Tuesday, February 26, 2013

Camellia House Weekend at the Planting Fields Arboretum, New York State Historie Park

 What do Long Islanders do when the month of February begins to get awfully dreary?  We go to the annual exhibit of the Camellias at the Planting Fields Arboretum, in Oyster Bay, on the North Shore of Long Island.
 Fortunately the Coe estate is under the jurisdiction of  the New York State Parks, Recreation, and Historic Preservation.  Click photos to enlarge.
The Olmsted brothers of Brookline , Massachusetts, oversaw the estate projects from 1918 to 1944, including the Camellia House. 
Camellia trees were planted directly into the soil within the greenhouse, and have matured ever since.

 Other plantings such as this Jasmine,

and the Creeping Fig vines enhance the brick walls.

The amazing blooms both very large,
 and very small,
 offer a spectacular  desplay,
 which can take one away from the blues of February.

 At this event, Roberta Erlagen, a water color artist,
 demonstrates her techniques,regarding capturing the essence of Camellia blooms.

 Visitors, both adult and children, gather around her work table,
 to see how she captures the fragile Camellia blooms and,

 shiny waxen leaves.

 The result  is a delicate  harmony of shape and colors.

If that wasn't enough, the charming Josh Kekoa Cho, serenaded the visitors with his ukulele and Hawaiian songs.
 So if you want to get away, go on  "stay vacation" as they say, without really traveling far.
 The Planting Fields at Camellia time is the answer, and you can learn about their blooms, names,and habits while also enjoying talented artists.  what a great day.

Sunday, February 10, 2013

The Nor'easter Called Nemo Snow Storm February 2013

 According to meteorologist and long term weather forecaster, Joe Bastardi, we are in a weather cycle similar to what we experienced in the 1950's.
 This week, February 2013, Long Island and most of the top half of the Northeast, was slammed with a storm named Nemo.
 Here on the north shore of Long Island, the western end of Suffolk county, snow totals were as high as 29 inches in Huntington.  The further east you got, it rained for the first part of the storm, then caught up later with snow.
 These are the back steps with the snow covering.  I started using a broom to whisk away the crystals of ice and fluffy snow.
 Later I went out to see how things looked.  The snow was up over the mailbox.
 The back yard look pristine.
 The shrubs were laden with ice and snow and the sun dial was covered with many inches of snow.
 Winds were fierce, and blew snow up against doors and buried the boxwoods.

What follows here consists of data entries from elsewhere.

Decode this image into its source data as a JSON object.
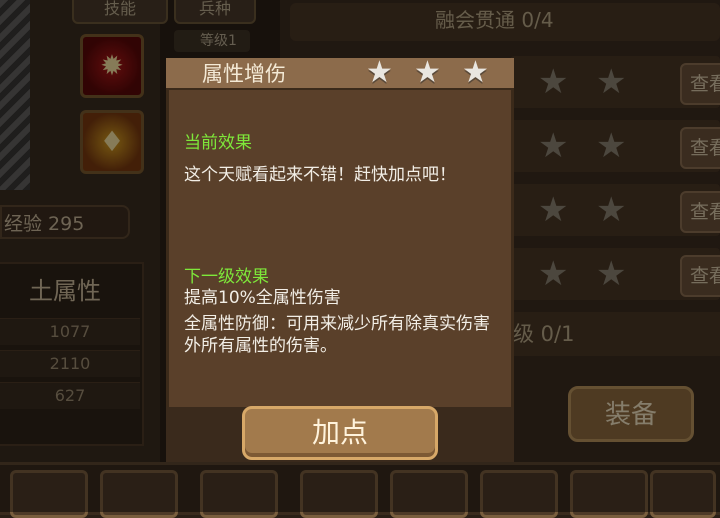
{
  "background": {
    "tabs": [
      "技能",
      "兵种"
    ],
    "level_badge": "等级1",
    "experience": "经验 295",
    "attribute": {
      "title": "土属性",
      "values": [
        "1077",
        "2110",
        "627"
      ]
    },
    "mastery": "融会贯通 0/4",
    "view_label": "查看",
    "level_strip": "级 0/1",
    "equip_button": "装备"
  },
  "popup": {
    "title": "属性增伤",
    "stars": 3,
    "current_effect_heading": "当前效果",
    "current_effect_text": "这个天赋看起来不错！赶快加点吧！",
    "next_effect_heading": "下一级效果",
    "next_effect_line1": "提高10%全属性伤害",
    "next_effect_line2": "全属性防御：可用来减少所有除真实伤害外所有属性的伤害。",
    "add_point_button": "加点"
  },
  "colors": {
    "effect_heading": "#7ee83a",
    "popup_bg": "#5a402a",
    "button": "#a27a4c"
  }
}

 The only thing nice that I can say about Yews, is that they hold up under mountains of snow.
 Everything was coated with ice and heaving under the snow.  The  very old Quince tree split in half.
 Looking west.
 Drifts were up past the front steps, and almost to the windows.
North where the plows has piled road snow in front of the driveway
Looking south
 The big holly tree, shown here with its berries, fed the wild birds, especially the Robins.

 The Leylands were droopy,
 the Kwanzan Cherry trees in the park were covered.
 For some reason, Robins forgot to migrate south and were in the trees.  Fortunately, there were plenty of berries to eat on the trees and shrubs.
 It is a long walk to the street in deep snow.
 Garden furniture
 Rhododendrons covered with ice
 Starlings waiting for better weather and warmer temperatures.  Today started out at 15 degrees F.  Tomorrow it should get up into the middle 40's, then everything will begin to melt.  Long Island is know for its roller coaster weather.  "If you don't like the weather on Long Island when you go out the front door, go out the back door."